» WHAT THE TASK REQUIRES
Below are records; copy every line among them that contains the word "value".

» SUPPLIED MATERIAL

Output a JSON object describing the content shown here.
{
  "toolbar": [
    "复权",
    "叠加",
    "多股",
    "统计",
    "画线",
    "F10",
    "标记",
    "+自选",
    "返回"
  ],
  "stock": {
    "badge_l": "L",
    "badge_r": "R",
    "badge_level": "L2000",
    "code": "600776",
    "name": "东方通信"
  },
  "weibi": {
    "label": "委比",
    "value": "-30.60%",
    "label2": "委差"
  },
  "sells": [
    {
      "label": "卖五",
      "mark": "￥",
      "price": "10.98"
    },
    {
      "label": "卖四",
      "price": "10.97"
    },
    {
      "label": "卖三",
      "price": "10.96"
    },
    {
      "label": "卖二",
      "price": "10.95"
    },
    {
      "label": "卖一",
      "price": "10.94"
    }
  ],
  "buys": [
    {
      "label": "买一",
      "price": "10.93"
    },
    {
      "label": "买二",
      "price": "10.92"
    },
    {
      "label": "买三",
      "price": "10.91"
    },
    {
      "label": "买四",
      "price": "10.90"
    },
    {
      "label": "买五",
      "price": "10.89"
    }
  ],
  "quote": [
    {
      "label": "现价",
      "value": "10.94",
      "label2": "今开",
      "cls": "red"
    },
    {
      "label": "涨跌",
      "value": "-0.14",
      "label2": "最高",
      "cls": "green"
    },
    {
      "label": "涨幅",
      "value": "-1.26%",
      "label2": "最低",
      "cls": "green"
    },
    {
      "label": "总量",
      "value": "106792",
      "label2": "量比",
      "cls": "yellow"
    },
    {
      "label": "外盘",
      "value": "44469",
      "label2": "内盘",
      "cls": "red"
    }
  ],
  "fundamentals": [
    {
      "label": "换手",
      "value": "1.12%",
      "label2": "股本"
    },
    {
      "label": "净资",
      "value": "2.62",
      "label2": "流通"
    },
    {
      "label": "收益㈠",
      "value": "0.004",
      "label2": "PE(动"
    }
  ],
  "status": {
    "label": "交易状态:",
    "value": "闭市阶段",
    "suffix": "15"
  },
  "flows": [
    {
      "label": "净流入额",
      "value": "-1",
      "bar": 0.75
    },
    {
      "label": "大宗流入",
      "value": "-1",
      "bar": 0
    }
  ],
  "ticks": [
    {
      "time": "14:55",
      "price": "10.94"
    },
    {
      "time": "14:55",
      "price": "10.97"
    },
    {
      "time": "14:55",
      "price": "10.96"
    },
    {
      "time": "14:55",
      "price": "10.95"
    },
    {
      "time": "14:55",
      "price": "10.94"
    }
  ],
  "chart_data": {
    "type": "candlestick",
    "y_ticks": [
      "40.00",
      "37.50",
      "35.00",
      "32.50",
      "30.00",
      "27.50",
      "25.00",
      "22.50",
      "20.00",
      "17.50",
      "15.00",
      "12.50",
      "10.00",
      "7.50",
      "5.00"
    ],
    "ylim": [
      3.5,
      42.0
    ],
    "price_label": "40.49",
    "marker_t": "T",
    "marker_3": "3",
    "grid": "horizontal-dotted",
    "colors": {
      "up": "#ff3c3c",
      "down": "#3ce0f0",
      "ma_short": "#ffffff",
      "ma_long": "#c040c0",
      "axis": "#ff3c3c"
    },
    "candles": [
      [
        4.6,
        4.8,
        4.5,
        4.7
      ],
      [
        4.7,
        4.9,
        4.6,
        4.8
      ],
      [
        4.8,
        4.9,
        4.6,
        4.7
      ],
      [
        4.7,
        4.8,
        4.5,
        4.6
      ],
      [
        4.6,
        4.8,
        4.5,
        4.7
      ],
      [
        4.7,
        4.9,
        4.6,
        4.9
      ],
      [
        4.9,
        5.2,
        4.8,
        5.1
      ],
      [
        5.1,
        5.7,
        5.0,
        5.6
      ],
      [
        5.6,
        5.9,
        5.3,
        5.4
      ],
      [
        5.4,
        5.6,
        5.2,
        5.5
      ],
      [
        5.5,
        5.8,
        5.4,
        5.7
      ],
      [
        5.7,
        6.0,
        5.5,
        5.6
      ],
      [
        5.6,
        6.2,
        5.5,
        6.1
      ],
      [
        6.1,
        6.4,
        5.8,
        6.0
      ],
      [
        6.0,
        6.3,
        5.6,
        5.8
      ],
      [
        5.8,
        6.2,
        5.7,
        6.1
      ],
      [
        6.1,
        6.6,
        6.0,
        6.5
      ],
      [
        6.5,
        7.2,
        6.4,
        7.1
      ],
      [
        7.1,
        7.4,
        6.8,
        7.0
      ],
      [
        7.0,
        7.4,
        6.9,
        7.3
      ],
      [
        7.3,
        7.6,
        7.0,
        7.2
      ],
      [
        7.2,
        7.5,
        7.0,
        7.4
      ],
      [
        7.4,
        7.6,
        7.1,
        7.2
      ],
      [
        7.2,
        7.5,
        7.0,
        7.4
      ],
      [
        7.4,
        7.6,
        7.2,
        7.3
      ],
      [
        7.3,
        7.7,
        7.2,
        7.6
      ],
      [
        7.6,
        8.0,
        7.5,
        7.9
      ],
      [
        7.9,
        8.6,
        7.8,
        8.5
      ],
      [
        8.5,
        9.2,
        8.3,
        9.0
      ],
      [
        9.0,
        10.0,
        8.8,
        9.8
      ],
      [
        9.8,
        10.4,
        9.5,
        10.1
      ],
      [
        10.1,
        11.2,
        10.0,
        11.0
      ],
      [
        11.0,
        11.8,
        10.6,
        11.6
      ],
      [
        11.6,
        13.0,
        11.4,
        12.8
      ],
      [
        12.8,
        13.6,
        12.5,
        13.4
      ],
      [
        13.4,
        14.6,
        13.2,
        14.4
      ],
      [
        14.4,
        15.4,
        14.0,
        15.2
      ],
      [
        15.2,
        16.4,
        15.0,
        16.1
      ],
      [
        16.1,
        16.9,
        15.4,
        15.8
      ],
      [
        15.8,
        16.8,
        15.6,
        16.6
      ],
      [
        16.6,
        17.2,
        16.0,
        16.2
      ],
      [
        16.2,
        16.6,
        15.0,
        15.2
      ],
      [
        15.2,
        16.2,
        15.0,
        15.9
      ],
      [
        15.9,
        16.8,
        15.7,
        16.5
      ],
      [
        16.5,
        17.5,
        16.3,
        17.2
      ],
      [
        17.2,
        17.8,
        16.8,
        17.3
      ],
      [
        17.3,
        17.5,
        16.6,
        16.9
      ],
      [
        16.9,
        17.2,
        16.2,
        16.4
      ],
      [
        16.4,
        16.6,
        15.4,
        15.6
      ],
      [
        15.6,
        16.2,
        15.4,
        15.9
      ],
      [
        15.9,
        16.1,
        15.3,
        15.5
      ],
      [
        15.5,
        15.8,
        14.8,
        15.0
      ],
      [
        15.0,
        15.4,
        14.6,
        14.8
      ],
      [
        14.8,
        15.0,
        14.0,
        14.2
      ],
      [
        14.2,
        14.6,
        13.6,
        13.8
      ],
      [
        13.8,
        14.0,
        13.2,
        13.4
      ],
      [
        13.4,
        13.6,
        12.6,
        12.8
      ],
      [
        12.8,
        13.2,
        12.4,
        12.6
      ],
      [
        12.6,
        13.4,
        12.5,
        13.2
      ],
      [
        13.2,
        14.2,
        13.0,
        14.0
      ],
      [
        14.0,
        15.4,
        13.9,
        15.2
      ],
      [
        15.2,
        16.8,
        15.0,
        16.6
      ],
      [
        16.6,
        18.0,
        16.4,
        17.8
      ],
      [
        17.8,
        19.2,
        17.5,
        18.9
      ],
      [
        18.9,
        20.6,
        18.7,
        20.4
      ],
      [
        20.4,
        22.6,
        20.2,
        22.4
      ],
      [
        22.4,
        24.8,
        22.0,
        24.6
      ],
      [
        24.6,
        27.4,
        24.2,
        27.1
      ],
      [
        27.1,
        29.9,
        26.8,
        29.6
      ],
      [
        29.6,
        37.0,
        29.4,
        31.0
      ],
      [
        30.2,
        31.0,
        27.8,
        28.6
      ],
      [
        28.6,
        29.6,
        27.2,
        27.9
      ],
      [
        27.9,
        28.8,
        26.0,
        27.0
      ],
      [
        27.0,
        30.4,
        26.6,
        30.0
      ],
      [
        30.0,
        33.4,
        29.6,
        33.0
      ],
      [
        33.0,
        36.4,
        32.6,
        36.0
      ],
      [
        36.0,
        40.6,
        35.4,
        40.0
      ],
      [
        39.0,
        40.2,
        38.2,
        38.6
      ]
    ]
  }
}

» FINAL ANSWER
    "value": "-30.60%",
      "value": "10.94",
      "value": "-0.14",
      "value": "-1.26%",
      "value": "106792",
      "value": "44469",
      "value": "1.12%",
      "value": "2.62",
      "value": "0.004",
    "value": "闭市阶段",
      "value": "-1",
      "value": "-1",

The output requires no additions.